Heat: the new treatment for asthma?

Asthma sufferers may breathe easier thanks to a new treatment being evaluated by an international consortium of researchers, including Dr. Ronald Olivenstein, McGill University Health Centre Asthma Clinic Director. Their multi-centre clinical study, the Asthma Intervention Research (AIR) trial, involves using thermal energy (heat) to treat asthmatic airways — referred to as bronchial thermoplasty. Their findings, published today in the New England Journal of Medicine, show promising results for patients with moderately severe to severe asthma. This study is part of a global clinical trial to examine the efficacy and safety of this technique, led by Dr. Michel Laviolette of the University of Laval as senior author.

"We saw improved asthma control following bronchial thermoplasty,” says Dr. Olivenstein, a McGill assistant professor of medicine. “This technique provides for the first time, a non-medicinal treatment option.”

The bronchial thermoplasty patients showed the following positive findings in comparison with patients not treated with the procedure:

  • reduced rate of asthma exacerbation per year;
  • increased number of days per year without asthma symptoms;
  • improved quality of life;
  • decreased amount of rescue medication (short acting bronchodilators) required per day — improved overall control of asthma.

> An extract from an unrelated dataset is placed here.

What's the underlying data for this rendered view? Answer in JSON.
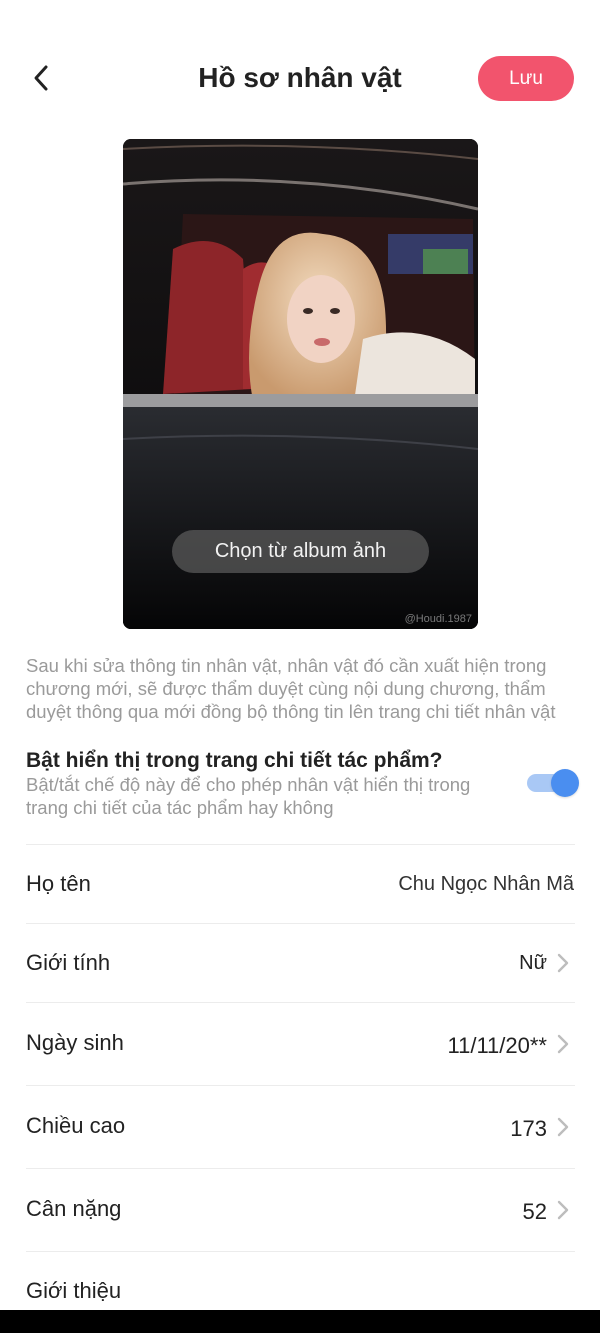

Medication is currently the traditional treatment available for asthma sufferers. Bronchial thermoplasty is an outpatient procedure performed under light sedation and involves insertion of a catheter with a thermal tip into the airways of the lung that allows for application of the thermal energy at various points within the airway. Currently, three such procedures are required to completely treat the airways. Each treatment takes 30 to 45 minutes and patients return home the same day and are able to resume normal activities.

Researchers from Canada, Denmark, Britain, and Brazil evaluated 112 asthma patients. Half were treated only with traditional asthma drugs and half were treated with bronchial thermoplasty in addition to the asthma drugs. Thermoplasty patients showed more improvement in the overall control of asthma than those receiving inhaled medication.

Asthma is a common disease in which the airways in the lung become inflamed in response to an asthma trigger, such as an allergen or irritant. Excess mucus is produced and the muscles in the airway walls may contract and narrow, leading to breathing difficulties. Asthma affects over 2.7 million Canadians and causes over 500 deaths each year in Canada and is increasing globally.

This study was financed by Asthmatx Inc., developers of the Alair Bronchial Thermoplasty system. Dr. Olivenstein and other members of this team have no financial interest in Asthmatx Inc.